Note the drive letter syntax in the target URI; unisong. Now works like a charm, secure yet convenient. Wasn't able to get key-based authentication working, still have to put in my password every time, but that's NBD. Take good notes and create self-documenting batch files as you go along, and of course backup your "live" data set before you start. In fact, I reckon don't rely on this automated sync routine as your main backup process - have a completely separate one doing regular snapshots so you can roll back any mistakes, with Unison or elsewhere - I'm using Ghost 12 set to run in the background every couple of hours during the day.
These instructions are for solving a specific problem: synchronizing data data between two Windows computers using SSH to access a central repository on a Linux Debian Testing server that is listening on a nonstandard port in this example the port is These instructions are similar to the section above many thanks but have been repeated here in their entirety for clarity. These instructions assume that the SSH server is already setup and functioning correctly. It also assumes that the Unison command line binary is installed on the server.
This is important because part of the syncing process launches Unison on the server to facilitate communication. The following steps should be carried out on each of the Windows clients. Download and install PuTTY. You want the Windows installer with everything, of course. This lets you answer the question about accepting the server's key. Download and unzip Unison. You can put the. My Debian server currently runs version 2.

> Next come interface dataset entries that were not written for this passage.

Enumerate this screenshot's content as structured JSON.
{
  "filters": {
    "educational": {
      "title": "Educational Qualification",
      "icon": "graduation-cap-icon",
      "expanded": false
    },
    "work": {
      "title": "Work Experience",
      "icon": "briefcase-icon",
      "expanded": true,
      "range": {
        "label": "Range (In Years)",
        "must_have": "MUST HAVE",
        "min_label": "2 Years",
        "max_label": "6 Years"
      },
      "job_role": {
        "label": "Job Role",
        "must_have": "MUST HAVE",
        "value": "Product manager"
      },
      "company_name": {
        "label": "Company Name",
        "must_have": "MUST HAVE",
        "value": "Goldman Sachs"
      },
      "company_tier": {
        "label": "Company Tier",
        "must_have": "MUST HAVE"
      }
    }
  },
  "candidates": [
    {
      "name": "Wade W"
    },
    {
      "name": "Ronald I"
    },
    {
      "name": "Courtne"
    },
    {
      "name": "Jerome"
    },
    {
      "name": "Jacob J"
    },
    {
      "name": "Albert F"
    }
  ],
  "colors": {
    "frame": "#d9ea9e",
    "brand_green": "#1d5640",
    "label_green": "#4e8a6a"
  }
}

It is critical that the server and the client run the same version at least the same major and minor numbers. Otherwise they will simple refuse to communicate. Of course, this is only important if you want to use the gui. Run the Unison gui and create a new pair. You'll notice that when you select SSH for the remote location the port section is ghosted. But not to worry, we'll take care of that later. Edit the. A sample.